[[ DATA, beginning ]]

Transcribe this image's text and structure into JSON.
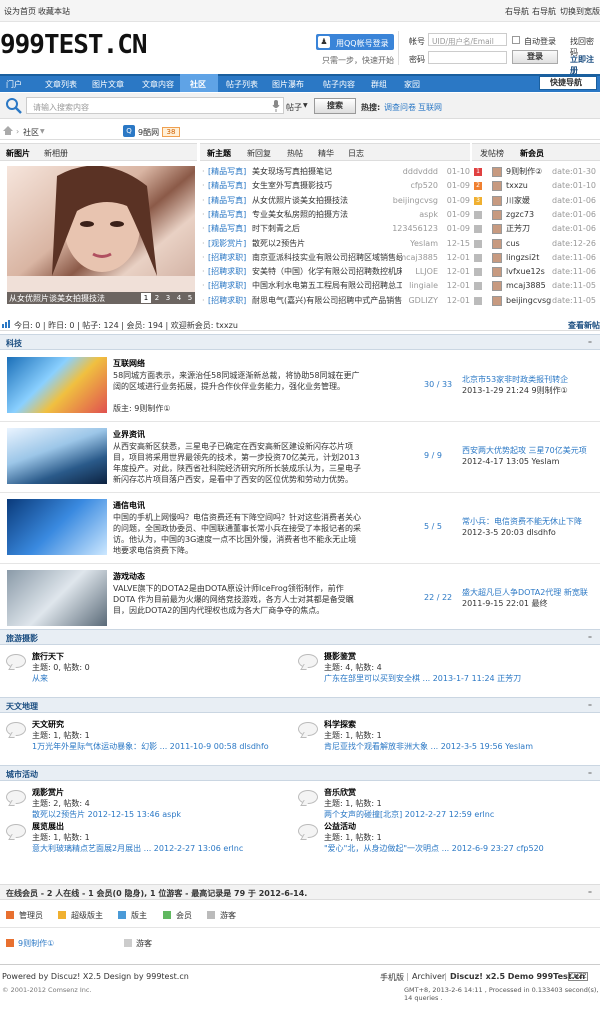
{
  "topbar": {
    "set_home": "设为首页",
    "bookmark": "收藏本站",
    "right_nav": "右导航",
    "right_nav2": "右导航",
    "wide_switch": "切换到宽版"
  },
  "logo": "999TEST.CN",
  "login": {
    "qq_button": "用QQ帐号登录",
    "qq_sub": "只需一步，快速开始",
    "account_label": "帐号",
    "account_placeholder": "UID/用户名/Email",
    "auto_login": "自动登录",
    "find_password": "找回密码",
    "password_label": "密码",
    "login_button": "登录",
    "register": "立即注册"
  },
  "nav": {
    "items": [
      "门户",
      "文章列表",
      "图片文章",
      "文章内容",
      "社区",
      "帖子列表",
      "图片瀑布",
      "帖子内容",
      "群组",
      "家园"
    ],
    "active": "社区",
    "quick_nav": "快捷导航"
  },
  "search": {
    "placeholder": "请输入搜索内容",
    "type": "帖子",
    "button": "搜索",
    "hot_label": "热搜:",
    "hot": [
      "调查问卷",
      "互联网"
    ]
  },
  "breadcrumb": {
    "home_icon": "home-icon",
    "community": "社区",
    "site": "9酷网",
    "count": "38"
  },
  "tabs_left": [
    "新图片",
    "新相册"
  ],
  "image_caption": "从女优照片谈美女拍摄技法",
  "image_pages": [
    "1",
    "2",
    "3",
    "4",
    "5"
  ],
  "tabs_mid": [
    "新主题",
    "新回复",
    "热帖",
    "精华",
    "日志"
  ],
  "tabs_right": [
    "发帖榜",
    "新会员"
  ],
  "threads": [
    {
      "cat": "[精品写真]",
      "title": "美女现场写真拍摄笔记",
      "author": "dddvddd",
      "date": "01-10"
    },
    {
      "cat": "[精品写真]",
      "title": "女生室外写真摄影技巧",
      "author": "cfp520",
      "date": "01-09"
    },
    {
      "cat": "[精品写真]",
      "title": "从女优照片谈美女拍摄技法",
      "author": "beijingcvsg",
      "date": "01-09"
    },
    {
      "cat": "[精品写真]",
      "title": "专业美女私房照的拍摄方法",
      "author": "aspk",
      "date": "01-09"
    },
    {
      "cat": "[精品写真]",
      "title": "时下刺青之后",
      "author": "123456123",
      "date": "01-09"
    },
    {
      "cat": "[观影赏片]",
      "title": "散死以2预告片",
      "author": "Yeslam",
      "date": "12-15"
    },
    {
      "cat": "[招聘求职]",
      "title": "南京亚派科技实业有限公司招聘区域销售经理",
      "author": "mcaj3885",
      "date": "12-01"
    },
    {
      "cat": "[招聘求职]",
      "title": "安美特（中国）化学有限公司招聘数控机床操",
      "author": "LLJOE",
      "date": "12-01"
    },
    {
      "cat": "[招聘求职]",
      "title": "中国水利水电第五工程局有限公司招聘总工程",
      "author": "lingiale",
      "date": "12-01"
    },
    {
      "cat": "[招聘求职]",
      "title": "耐思电气(嘉兴)有限公司招聘中式产品销售代",
      "author": "GDLIZY",
      "date": "12-01"
    }
  ],
  "members": [
    {
      "rank": "1",
      "name": "9则制作②",
      "date": "date:01-30"
    },
    {
      "rank": "2",
      "name": "txxzu",
      "date": "date:01-10"
    },
    {
      "rank": "3",
      "name": "川家媛",
      "date": "date:01-06"
    },
    {
      "rank": "",
      "name": "zgzc73",
      "date": "date:01-06"
    },
    {
      "rank": "",
      "name": "正芳刀",
      "date": "date:01-06"
    },
    {
      "rank": "",
      "name": "cus",
      "date": "date:12-26"
    },
    {
      "rank": "",
      "name": "lingzsi2t",
      "date": "date:11-06"
    },
    {
      "rank": "",
      "name": "lvfxue12s",
      "date": "date:11-06"
    },
    {
      "rank": "",
      "name": "mcaj3885",
      "date": "date:11-05"
    },
    {
      "rank": "",
      "name": "beijingcvsg",
      "date": "date:11-05"
    }
  ],
  "stats": {
    "text": "今日: 0  |  昨日: 0  |  帖子: 124  |  会员: 194  |  欢迎新会员: txxzu",
    "new_posts": "查看新帖"
  },
  "sections": [
    {
      "title": "科技",
      "forums": [
        {
          "name": "互联网络",
          "desc": "58同城方面表示，来源治任58同城逐渐新总裁，将协助58同城在更广阔的区域进行业务拓展，提升合作伙伴业务能力，强化业务管理。",
          "mods": "版主: 9则制作①",
          "count": "30 / 33",
          "last": "北京市53家非时政类报刊转企",
          "last_by": "2013-1-29 21:24  9则制作①"
        },
        {
          "name": "业界资讯",
          "desc": "从西安高新区获悉，三星电子已确定在西安高新区建设新闪存芯片项目，项目将采用世界最领先的技术，第一步投资70亿美元，计划2013年度投产。对此，陕西省社科院经济研究所所长装成乐认为，三星电子新闪存芯片项目落户西安，是看中了西安的区位优势和劳动力优势。",
          "mods": "",
          "count": "9 / 9",
          "last": "西安两大优势起攻 三星70亿美元项",
          "last_by": "2012-4-17 13:05  Yeslam"
        },
        {
          "name": "通信电讯",
          "desc": "中国的手机上网慢吗？电信资费还有下降空间吗？针对这些消费者关心的问题，全国政协委员、中国联通董事长常小兵在接受了本报记者的采访。他认为，中国的3G速度一点不比国外慢，消费者也不能永无止境地要求电信资费下降。",
          "mods": "",
          "count": "5 / 5",
          "last": "常小兵：电信资费不能无休止下降",
          "last_by": "2012-3-5 20:03  dlsdhfo"
        },
        {
          "name": "游戏动态",
          "desc": "VALVE旗下的DOTA2是由DOTA原设计师IceFrog领衔制作，前作 DOTA 作为目前最为火爆的网络竞技游戏，各方人士对其都是备受瞩目，因此DOTA2的国内代理权也成为各大厂商争夺的焦点。",
          "mods": "",
          "count": "22 / 22",
          "last": "盛大超凡巨人争DOTA2代理 新宽联",
          "last_by": "2011-9-15 22:01  最终"
        }
      ]
    },
    {
      "title": "旅游摄影",
      "forums": [
        {
          "name": "旅行天下",
          "stats": "主题: 0, 帖数: 0",
          "last": "从来"
        },
        {
          "name": "摄影鉴赏",
          "stats": "主题: 4, 帖数: 4",
          "last": "广东在部里可以买到安全棋 ... 2013-1-7 11:24 正芳刀"
        }
      ]
    },
    {
      "title": "天文地理",
      "forums": [
        {
          "name": "天文研究",
          "stats": "主题: 1, 帖数: 1",
          "last": "1万光年外星际气体运动暴象：幻影 ... 2011-10-9 00:58 dlsdhfo"
        },
        {
          "name": "科学探索",
          "stats": "主题: 1, 帖数: 1",
          "last": "肯尼亚找个观看解放非洲大象 ... 2012-3-5 19:56 Yeslam"
        }
      ]
    },
    {
      "title": "城市活动",
      "forums": [
        {
          "name": "观影赏片",
          "stats": "主题: 2, 帖数: 4",
          "last": "散死以2预告片 2012-12-15 13:46 aspk"
        },
        {
          "name": "音乐欣赏",
          "stats": "主题: 1, 帖数: 1",
          "last": "两个女声的碰撞[北京] 2012-2-27 12:59 erlnc"
        },
        {
          "name": "展览展出",
          "stats": "主题: 1, 帖数: 1",
          "last": "意大利玻璃精点艺面展2月展出 ... 2012-2-27 13:06 erlnc"
        },
        {
          "name": "公益活动",
          "stats": "主题: 1, 帖数: 1",
          "last": "\"爱心\"北，从身边做起\"一次明点 ... 2012-6-9 23:27 cfp520"
        }
      ]
    }
  ],
  "online": {
    "title": "在线会员 - 2 人在线 - 1 会员(0 隐身), 1 位游客 - 最高记录是 79 于 2012-6-14.",
    "legend": [
      "管理员",
      "超级版主",
      "版主",
      "会员",
      "游客"
    ],
    "users": [
      "9则制作①",
      "游客"
    ]
  },
  "footer": {
    "powered": "Powered by Discuz! X2.5 Design by 999test.cn",
    "copy": "© 2001-2012 Comsenz Inc.",
    "links": [
      "手机版",
      "Archiver",
      "Discuz! x2.5 Demo 999Test.cn"
    ],
    "chinaz": "CNZZ",
    "gmt": "GMT+8, 2013-2-6 14:11 , Processed in 0.133403 second(s), 14 queries ."
  },
  "colors": {
    "nav": "#2b78c5",
    "link": "#2b78c5",
    "section_bg": "#e8eef4"
  }
}
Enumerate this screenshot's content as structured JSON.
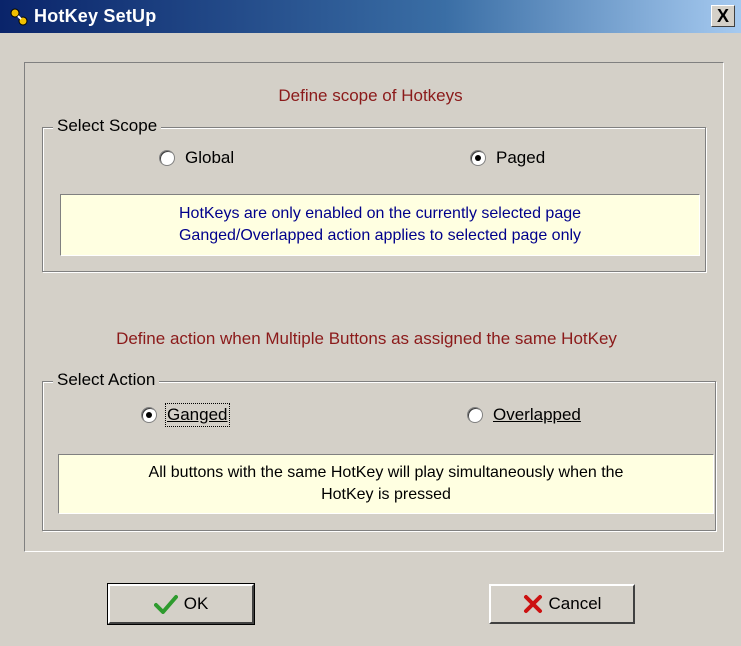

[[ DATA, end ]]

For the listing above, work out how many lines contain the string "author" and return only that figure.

10